Council scheme aims to educate young people about savings

IT IS a sad truth that many people in Glasgow fight a daily battle with poverty.

Loading Comments
Share
Print

Lack of money can cause sleepless nights, health problems, relationships to break up, even suicide.

Glasgow, with its high levels of deprivation, has become a target for money lending operations, some charging annual interest rates of more than 20,000%.

Recent research found city residents borrow more than £57million each year from payday lenders, home credit, pawnbrokers and rent-to-own shops.

In 2013, 100,000 men and women in the city regularly used non-standard forms of credit.

Councillors of every political party in the City Chambers are desperate to stop people falling into a spiral of debt from which they are unlikely to escape.

And last week they launched a campaign against payday lenders in the unlikely setting of a secondary school.

Former South African leader Nelson Mandela said: "Education is the most powerful weapon which you can use to change the world."

And councillors have decided educating the city's young people on the dangers of payday lenders may prevent them facing misery in future.

ALL 4000 pupils in first year of secondary school have been offered a savings account with a local, respected credit union.

To encourage them to save, the council has given each child a deposit of £10.

But as importantly, each youngster will have a relationship with a credit union and in future, access to affordable loans and help to manage their money.

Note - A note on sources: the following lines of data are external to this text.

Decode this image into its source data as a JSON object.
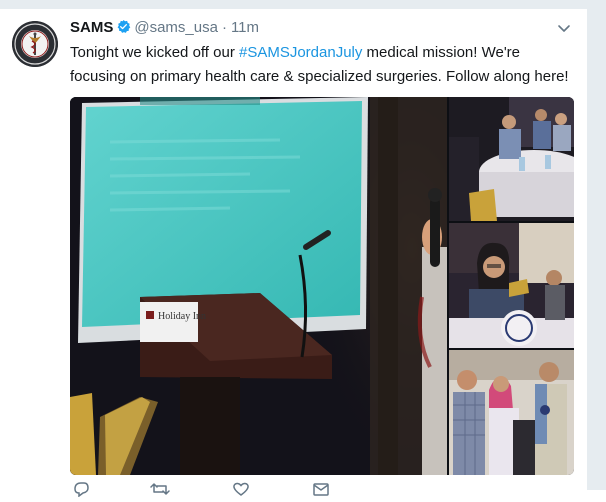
{
  "tweet": {
    "author_name": "SAMS",
    "handle": "@sams_usa",
    "separator": "·",
    "time": "11m",
    "text_part1": "Tonight we kicked off our ",
    "hashtag": "#SAMSJordanJuly",
    "text_part2": " medical mission! We're focusing on primary health care & specialized surgeries. Follow along here!"
  },
  "media": {
    "podium_brand": "Holiday Inn"
  },
  "colors": {
    "link": "#1b95e0",
    "verified": "#1da1f2",
    "muted": "#657786",
    "slide": "#3ec6c1"
  },
  "icons": [
    "verified-badge-icon",
    "chevron-down-icon",
    "reply-icon",
    "retweet-icon",
    "like-icon",
    "direct-message-icon"
  ]
}
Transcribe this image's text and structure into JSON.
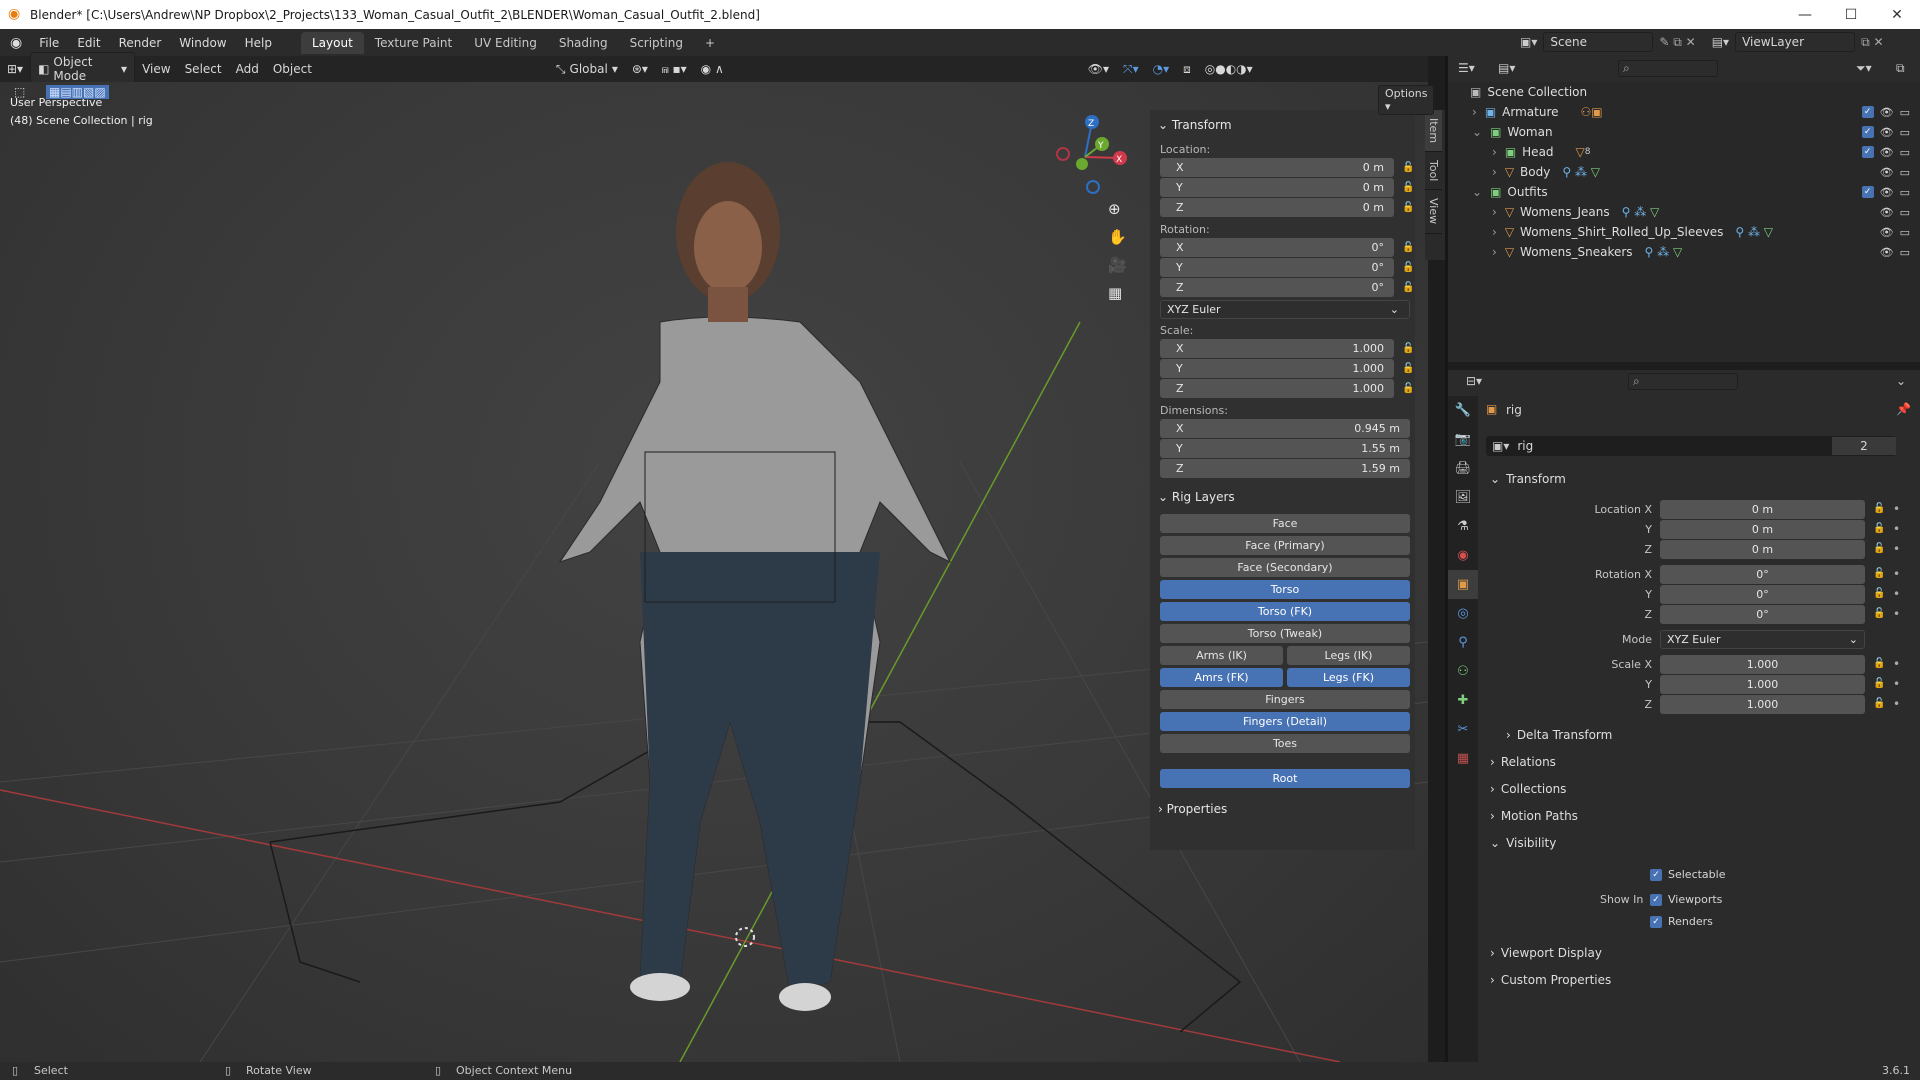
{
  "window": {
    "title": "Blender* [C:\\Users\\Andrew\\NP Dropbox\\2_Projects\\133_Woman_Casual_Outfit_2\\BLENDER\\Woman_Casual_Outfit_2.blend]"
  },
  "menu": {
    "items": [
      "File",
      "Edit",
      "Render",
      "Window",
      "Help"
    ]
  },
  "workspaces": [
    "Layout",
    "Texture Paint",
    "UV Editing",
    "Shading",
    "Scripting"
  ],
  "workspace_add": "+",
  "active_workspace": "Layout",
  "scene": {
    "label": "Scene",
    "viewlayer": "ViewLayer"
  },
  "viewport_header": {
    "mode": "Object Mode",
    "menus": [
      "View",
      "Select",
      "Add",
      "Object"
    ],
    "orientation": "Global",
    "options": "Options"
  },
  "viewport": {
    "perspective": "User Perspective",
    "collection": "(48) Scene Collection | rig"
  },
  "gizmo": {
    "x": "X",
    "y": "Y",
    "z": "Z"
  },
  "npanel": {
    "tabs": [
      "Item",
      "Tool",
      "View"
    ],
    "transform_title": "Transform",
    "location_label": "Location:",
    "location": [
      {
        "axis": "X",
        "value": "0 m"
      },
      {
        "axis": "Y",
        "value": "0 m"
      },
      {
        "axis": "Z",
        "value": "0 m"
      }
    ],
    "rotation_label": "Rotation:",
    "rotation": [
      {
        "axis": "X",
        "value": "0°"
      },
      {
        "axis": "Y",
        "value": "0°"
      },
      {
        "axis": "Z",
        "value": "0°"
      }
    ],
    "rotation_mode": "XYZ Euler",
    "scale_label": "Scale:",
    "scale": [
      {
        "axis": "X",
        "value": "1.000"
      },
      {
        "axis": "Y",
        "value": "1.000"
      },
      {
        "axis": "Z",
        "value": "1.000"
      }
    ],
    "dimensions_label": "Dimensions:",
    "dimensions": [
      {
        "axis": "X",
        "value": "0.945 m"
      },
      {
        "axis": "Y",
        "value": "1.55 m"
      },
      {
        "axis": "Z",
        "value": "1.59 m"
      }
    ],
    "rig_layers_title": "Rig Layers",
    "rig_layers": {
      "face": {
        "label": "Face",
        "on": false
      },
      "face_primary": {
        "label": "Face (Primary)",
        "on": false
      },
      "face_secondary": {
        "label": "Face (Secondary)",
        "on": false
      },
      "torso": {
        "label": "Torso",
        "on": true
      },
      "torso_fk": {
        "label": "Torso (FK)",
        "on": true
      },
      "torso_tweak": {
        "label": "Torso (Tweak)",
        "on": false
      },
      "arms_ik": {
        "label": "Arms (IK)",
        "on": false
      },
      "legs_ik": {
        "label": "Legs (IK)",
        "on": false
      },
      "arms_fk": {
        "label": "Amrs (FK)",
        "on": true
      },
      "legs_fk": {
        "label": "Legs (FK)",
        "on": true
      },
      "fingers": {
        "label": "Fingers",
        "on": false
      },
      "fingers_detail": {
        "label": "Fingers (Detail)",
        "on": true
      },
      "toes": {
        "label": "Toes",
        "on": false
      },
      "root": {
        "label": "Root",
        "on": true
      }
    },
    "properties_title": "Properties"
  },
  "outliner": {
    "root": "Scene Collection",
    "armature": "Armature",
    "woman": "Woman",
    "head": "Head",
    "head_badge": "8",
    "body": "Body",
    "outfits": "Outfits",
    "jeans": "Womens_Jeans",
    "shirt": "Womens_Shirt_Rolled_Up_Sleeves",
    "sneakers": "Womens_Sneakers"
  },
  "properties": {
    "object_name": "rig",
    "data_name": "rig",
    "users": "2",
    "transform_title": "Transform",
    "location_x_label": "Location X",
    "y_label": "Y",
    "z_label": "Z",
    "location": [
      "0 m",
      "0 m",
      "0 m"
    ],
    "rotation_x_label": "Rotation X",
    "rotation": [
      "0°",
      "0°",
      "0°"
    ],
    "mode_label": "Mode",
    "mode_value": "XYZ Euler",
    "scale_x_label": "Scale X",
    "scale": [
      "1.000",
      "1.000",
      "1.000"
    ],
    "delta_transform": "Delta Transform",
    "relations": "Relations",
    "collections": "Collections",
    "motion_paths": "Motion Paths",
    "visibility": "Visibility",
    "selectable": "Selectable",
    "show_in": "Show In",
    "viewports": "Viewports",
    "renders": "Renders",
    "viewport_display": "Viewport Display",
    "custom_properties": "Custom Properties"
  },
  "status": {
    "select": "Select",
    "rotate": "Rotate View",
    "context": "Object Context Menu",
    "version": "3.6.1"
  }
}
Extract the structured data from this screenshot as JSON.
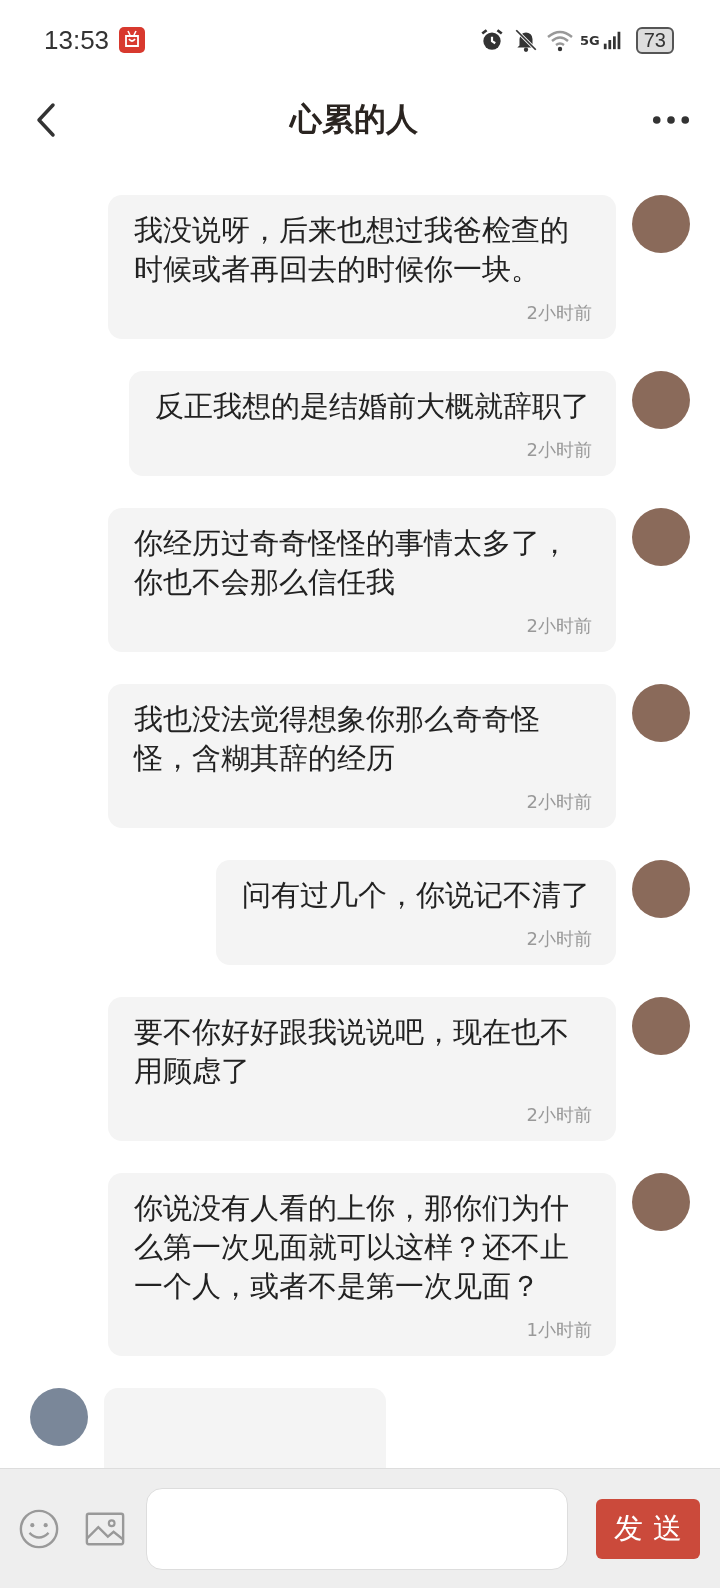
{
  "status_bar": {
    "time": "13:53",
    "network": "5G",
    "battery": "73"
  },
  "header": {
    "title": "心累的人"
  },
  "messages": [
    {
      "kind": "sent",
      "text": "我没说呀，后来也想过我爸检查的时候或者再回去的时候你一块。",
      "time": "2小时前"
    },
    {
      "kind": "sent",
      "text": "反正我想的是结婚前大概就辞职了",
      "time": "2小时前"
    },
    {
      "kind": "sent",
      "text": "你经历过奇奇怪怪的事情太多了，你也不会那么信任我",
      "time": "2小时前"
    },
    {
      "kind": "sent",
      "text": "我也没法觉得想象你那么奇奇怪怪，含糊其辞的经历",
      "time": "2小时前"
    },
    {
      "kind": "sent",
      "text": "问有过几个，你说记不清了",
      "time": "2小时前"
    },
    {
      "kind": "sent",
      "text": "要不你好好跟我说说吧，现在也不用顾虑了",
      "time": "2小时前"
    },
    {
      "kind": "sent",
      "text": "你说没有人看的上你，那你们为什么第一次见面就可以这样？还不止一个人，或者不是第一次见面？",
      "time": "1小时前"
    },
    {
      "kind": "received"
    }
  ],
  "composer": {
    "send": "发 送"
  }
}
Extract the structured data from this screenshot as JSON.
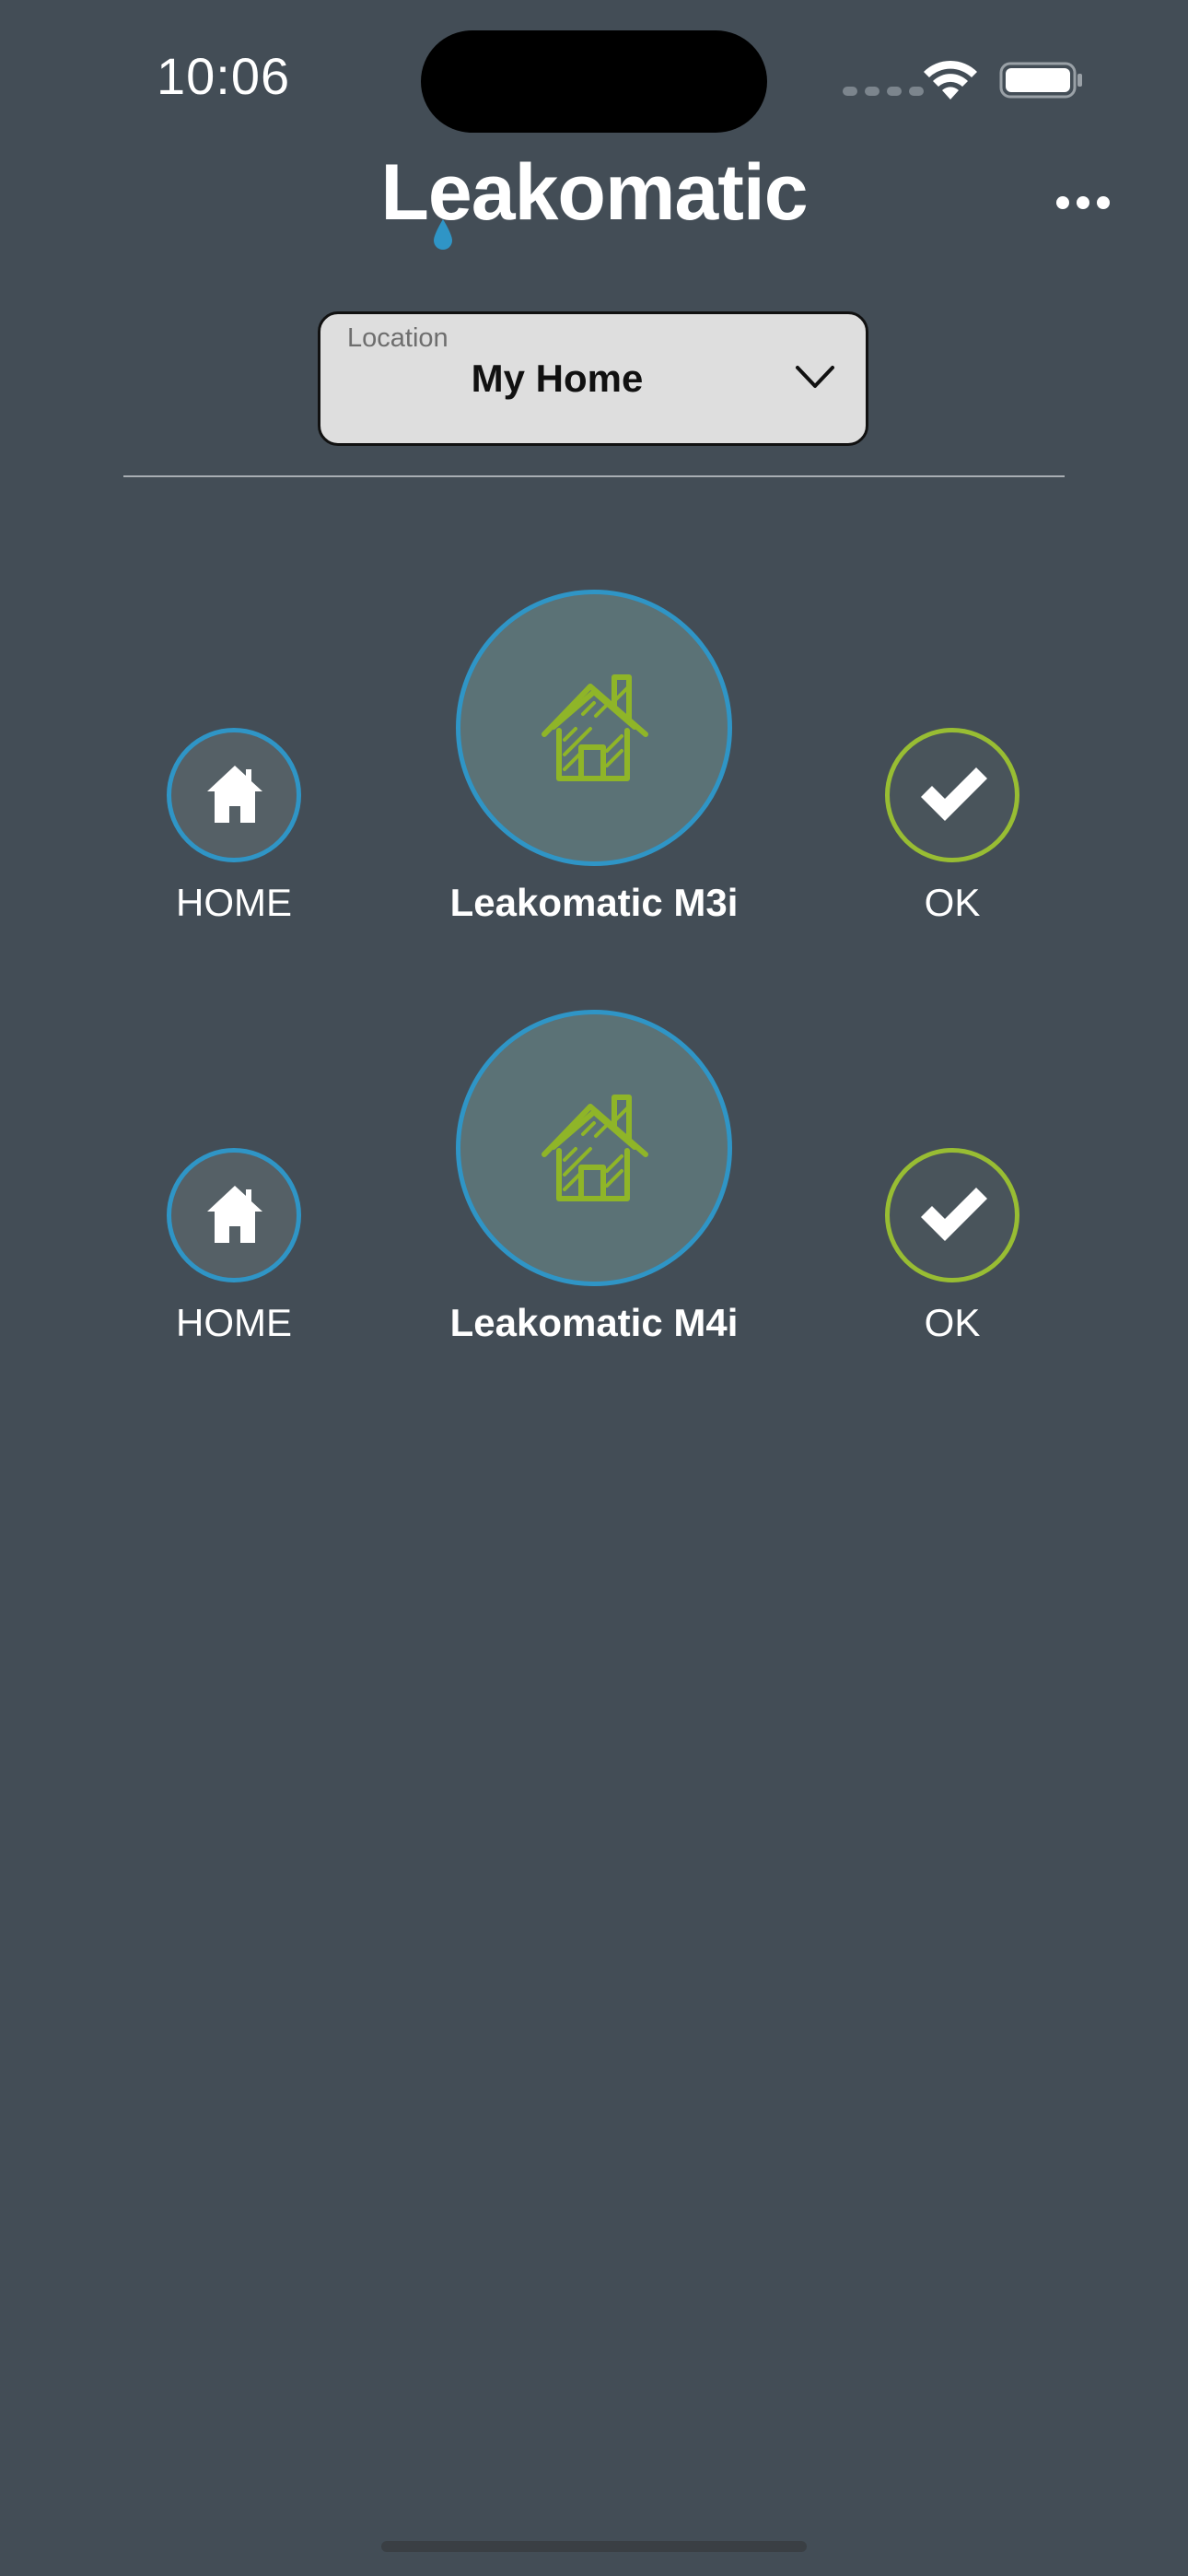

The scheme will be repeated each year so in six years time, every pupil who has passed through a city council secondary school will have had the chance to take part in the scheme.

Glasgow is the first council to introduce what is has christened the Future Savers scheme but other local authorities are looking on with interest at the work done in Glasgow.

The serious concerns about payday lenders has led to a cross-party group being set up to look at the extent and impact of the problem.

Early action included banning payday lender websites on all council computers, affecting staff and people using libraries.

The local authority has also decided to ban the high interest loan companies from renting any of its commercial properties.

And officials are working with the £13billion Strathclyde Pension Fund to ensure no direct investments are made in the trade.

Taking on the wealthy payday lending companies will not be an easy fight as they have the cash to lure in customers.

But the council has made a good start in helping to protect some of its most vulnerable residents.

Block list

Commenting & Moderation

We moderate all comments on Evening Times on either a pre-moderated or post-moderated basis. If you're a relatively new user then your comments will be reviewed before publication and if we know you well and trust you then your comments will be subject to moderation only if other users or the moderators believe you've broken the rules

Moderation is undertaken full-time 9am-6pm on weekdays, and on a part-time basis outwith those hours. Please be patient if your posts are not approved instantly.

148027

Have you got a story?

Contact the news desk on 0141 302 6520 or email news@eveningtimes.co.uk
A weekly round up of social highlights

A weekly round up of social highlights

Cat's Eyes on Glasgow

Here are my highlights from my visit to the Edinbrugh Fringe.

Times Out

Entertainment

Lifestyle

TV Advert
Gail’s Gab

Gail’s Gab

Gail Sheridan is a mother-of-one and wife to Tommy and she likes to get political with the hot topic of the week in her column Gail’s Gab.

Michelle McManus

Michelle McManus

Sussed in the City

I had an ice scream on the bucket challenge.

Janice Bell

Janice Bell

You couldn’t make up half the stuff that happens to PA Janice Bell- some of the jams she gets herself into are worth a story or two.